He added that the film, printed with the D&W logo, is significantly less expensive than a dome top or clamshell package.
" We considered [every type of packaging] and we found that the only system that was effective from a cost perspective was heat seal. But we had to figure out how to do this without reducing profitability at store level and still make a decent profit for the central facility," DeVries said.
One key to keeping costs down is using a film top, with no paperboard frame, he said.
"It takes much less time to seal film to the paperboard than it does to seal paperboard and film to the paperboard tray. So there's a savings in time as well as supplies," he said. But the packaging is durable even though it may not look as sturdy as one with a paperboard frame on top, DeVries said.
"Once you seal the film to the paperboard, it becomes a very rigid package. For test purposes, we've stacked 12 on top of one another and pushed down. We've never had a failure," he said.
And the savings worked to everybody's benefit, DeVries pointed out. "Retail actually has an increased margin on the products and they've gained a conservative estimate of about 15 points in contribution to overhead," DeVries said.
With the packaging system fully in place, just a little over a month ago the chain began increasing self-service displays of the prepackaged items. In most stores, displays have been nearly doubled with space borrowed from the service case.
"We've at least doubled the space for merchandising these items. In some stores, we have 20 running feet, and that's getting really tight for the SKUs we have now," DeVries said.
"As of two weeks ago, we're producing 100 SKUs. You'll find 50 to 60 in our self-service at any one time now. That's up from a typical 15 to 20 previously."
In new stores and remodels, he expects to increase that footage to at least 30 feet.
At a store in the Breton Woods section of Kentwood, Mich., the chain last month increased the self-service display of prepacked prepared foods from 12 running feet to 20 by consolidating a length of service case. Other self-service displays have been expanded from eight feet to 12.
"We're just a month into the expansion of self-service so I don't have increase percentages, but sales have definitely shot up," he said.
"We felt there was a weakness in the self-service portion of our prepared-foods business and we knew we had to go to a central-packaging system to strengthen it. We had been sending prepared foods to stores in bulk; then they were packed in store. That was often at the bottom of associates' priority list so sometimes there wouldn't be more than four or five items in the self-service case," DeVries said.
Ten pounds of beef Stroganoff sent to a store, for example, could end up mostly as shrink. Now, since stores order by the unit, sales of some of the slower movers have doubled and tripled, he said.
The shrink factor was one compelling reason, along with food safety concerns, that helped D&W decide to go to central packaging. And once that decision was made, the chain looked for a heat-seal system because of the stability it would give to packages being transported from D&W's central kitchen to its stores.

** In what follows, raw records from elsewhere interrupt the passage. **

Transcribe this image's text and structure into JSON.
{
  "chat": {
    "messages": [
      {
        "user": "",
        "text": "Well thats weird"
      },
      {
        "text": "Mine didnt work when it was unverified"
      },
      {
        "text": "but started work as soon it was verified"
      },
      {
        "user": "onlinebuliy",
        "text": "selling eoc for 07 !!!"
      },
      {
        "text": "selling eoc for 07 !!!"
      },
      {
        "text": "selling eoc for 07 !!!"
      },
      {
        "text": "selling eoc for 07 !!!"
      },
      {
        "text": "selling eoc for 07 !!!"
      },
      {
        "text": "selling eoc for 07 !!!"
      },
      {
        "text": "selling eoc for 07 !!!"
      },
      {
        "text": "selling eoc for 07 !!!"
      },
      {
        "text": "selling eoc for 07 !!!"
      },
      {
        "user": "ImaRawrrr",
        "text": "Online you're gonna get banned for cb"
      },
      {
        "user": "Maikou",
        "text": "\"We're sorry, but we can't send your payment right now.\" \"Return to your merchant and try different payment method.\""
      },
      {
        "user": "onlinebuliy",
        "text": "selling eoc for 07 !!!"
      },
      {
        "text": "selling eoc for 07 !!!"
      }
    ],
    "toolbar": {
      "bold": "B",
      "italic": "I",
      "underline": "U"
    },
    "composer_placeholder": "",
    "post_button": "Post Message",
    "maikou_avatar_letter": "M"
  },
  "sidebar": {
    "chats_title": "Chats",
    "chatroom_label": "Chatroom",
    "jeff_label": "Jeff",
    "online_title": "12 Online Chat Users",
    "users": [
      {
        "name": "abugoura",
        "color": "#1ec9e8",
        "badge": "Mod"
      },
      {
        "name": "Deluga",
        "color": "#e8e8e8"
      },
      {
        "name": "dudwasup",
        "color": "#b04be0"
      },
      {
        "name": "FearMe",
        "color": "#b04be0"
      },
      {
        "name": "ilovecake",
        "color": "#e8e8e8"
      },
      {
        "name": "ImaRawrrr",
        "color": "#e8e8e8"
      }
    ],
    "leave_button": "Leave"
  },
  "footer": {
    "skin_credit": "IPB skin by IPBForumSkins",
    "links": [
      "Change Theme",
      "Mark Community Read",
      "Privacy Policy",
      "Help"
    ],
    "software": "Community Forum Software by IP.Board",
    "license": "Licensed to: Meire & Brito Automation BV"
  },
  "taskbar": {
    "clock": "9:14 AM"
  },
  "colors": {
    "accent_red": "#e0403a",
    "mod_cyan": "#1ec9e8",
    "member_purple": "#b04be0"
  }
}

After starting a search nearly two years ago for the packaging that could do the job cost-effectively, the chain developed a program with a local supplier that gives it what it wants, DeVries said.